Die letzten 5 Focus-News des innovations-reports im Überblick:

Im Focus: Frictional Heat Powers Hydrothermal Activity on Enceladus

Computer simulation shows how the icy moon heats water in a porous rock core

Heat from the friction of rocks caused by tidal forces could be the “engine” for the hydrothermal activity on Saturn's moon Enceladus. This presupposes that...

Im Focus: Nanoparticles help with malaria diagnosis – new rapid test in development

The WHO reports an estimated 429,000 malaria deaths each year. The disease mostly affects tropical and subtropical regions and in particular the African continent. The Fraunhofer Institute for Silicate Research ISC teamed up with the Fraunhofer Institute for Molecular Biology and Applied Ecology IME and the Institute of Tropical Medicine at the University of Tübingen for a new test method to detect malaria parasites in blood. The idea of the research project “NanoFRET” is to develop a highly sensitive and reliable rapid diagnostic test so that patient treatment can begin as early as possible.

Malaria is caused by parasites transmitted by mosquito bite. The most dangerous form of malaria is malaria tropica. Left untreated, it is fatal in most cases....

Im Focus: A “cosmic snake” reveals the structure of remote galaxies

The formation of stars in distant galaxies is still largely unexplored. For the first time, astron-omers at the University of Geneva have now been able to closely observe a star system six billion light-years away. In doing so, they are confirming earlier simulations made by the University of Zurich. One special effect is made possible by the multiple reflections of images that run through the cosmos like a snake.

Today, astronomers have a pretty accurate idea of how stars were formed in the recent cosmic past. But do these laws also apply to older galaxies? For around a...

Im Focus: Visual intelligence is not the same as IQ

Just because someone is smart and well-motivated doesn't mean he or she can learn the visual skills needed to excel at tasks like matching fingerprints, interpreting medical X-rays, keeping track of aircraft on radar displays or forensic face matching.

That is the implication of a new study which shows for the first time that there is a broad range of differences in people's visual ability and that these...

Im Focus: Novel Nano-CT device creates high-resolution 3D-X-rays of tiny velvet worm legs

Computer Tomography (CT) is a standard procedure in hospitals, but so far, the technology has not been suitable for imaging extremely small objects.

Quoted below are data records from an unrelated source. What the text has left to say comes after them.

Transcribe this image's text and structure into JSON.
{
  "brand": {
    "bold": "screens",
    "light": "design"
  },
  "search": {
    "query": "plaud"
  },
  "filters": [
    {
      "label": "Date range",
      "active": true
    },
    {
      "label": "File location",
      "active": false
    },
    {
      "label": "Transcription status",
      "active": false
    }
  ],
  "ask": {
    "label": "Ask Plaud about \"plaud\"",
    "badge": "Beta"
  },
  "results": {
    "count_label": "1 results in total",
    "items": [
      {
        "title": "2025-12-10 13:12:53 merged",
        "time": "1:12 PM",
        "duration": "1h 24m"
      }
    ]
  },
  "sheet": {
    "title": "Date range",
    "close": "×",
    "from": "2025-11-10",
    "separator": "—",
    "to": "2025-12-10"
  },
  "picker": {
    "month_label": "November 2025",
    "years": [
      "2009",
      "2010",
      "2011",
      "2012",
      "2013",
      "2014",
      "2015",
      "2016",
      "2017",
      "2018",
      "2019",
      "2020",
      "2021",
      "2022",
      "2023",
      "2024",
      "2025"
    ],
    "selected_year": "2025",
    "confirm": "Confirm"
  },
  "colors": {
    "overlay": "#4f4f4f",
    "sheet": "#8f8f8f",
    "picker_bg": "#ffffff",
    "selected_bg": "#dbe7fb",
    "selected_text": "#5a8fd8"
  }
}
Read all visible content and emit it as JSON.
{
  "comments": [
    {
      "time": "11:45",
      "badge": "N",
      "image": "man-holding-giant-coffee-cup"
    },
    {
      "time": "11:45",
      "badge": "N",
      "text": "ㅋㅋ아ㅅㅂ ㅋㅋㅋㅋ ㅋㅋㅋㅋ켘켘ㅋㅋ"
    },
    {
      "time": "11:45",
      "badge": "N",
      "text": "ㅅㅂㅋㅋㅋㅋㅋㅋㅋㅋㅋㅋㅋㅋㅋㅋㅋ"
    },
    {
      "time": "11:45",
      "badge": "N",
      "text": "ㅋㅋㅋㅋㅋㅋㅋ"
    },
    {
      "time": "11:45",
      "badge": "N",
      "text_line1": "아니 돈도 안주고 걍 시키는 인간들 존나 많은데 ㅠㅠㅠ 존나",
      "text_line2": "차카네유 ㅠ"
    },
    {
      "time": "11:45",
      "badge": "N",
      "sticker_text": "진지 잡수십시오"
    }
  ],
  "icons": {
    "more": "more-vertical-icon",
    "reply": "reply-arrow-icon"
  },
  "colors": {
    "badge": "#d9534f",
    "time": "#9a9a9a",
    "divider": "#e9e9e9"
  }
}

In PNAS, a team from the Technical University of Munich (TUM) describes a Nano-CT device that creates three-dimensional x-ray images at resolutions up to 100 nanometers. The first test application: Together with colleagues from the University of Kassel and Helmholtz-Zentrum Geesthacht the researchers analyzed the locomotory system of a velvet worm.

During a CT analysis, the object under investigation is x-rayed and a detector measures the respective amount of radiation absorbed from various angles....

All Focus news of the innovation-report >>>

Anzeige

Anzeige

Event News

Ecology Across Borders: International conference brings together 1,500 ecologists

15.11.2017 | Event News

Road into laboratory: Users discuss biaxial fatigue-testing for car and truck wheel

15.11.2017 | Event News

#Berlin5GWeek: The right network for Industry 4.0

30.10.2017 | Event News

 
Latest News

Underwater acoustic localization of marine mammals and vehicles

23.11.2017 | Information Technology

Enhancing the quantum sensing capabilities of diamond

23.11.2017 | Physics and Astronomy

Meadows beat out shrubs when it comes to storing carbon

23.11.2017 | Life Sciences

VideoLinks
B2B-VideoLinks
More VideoLinks >>>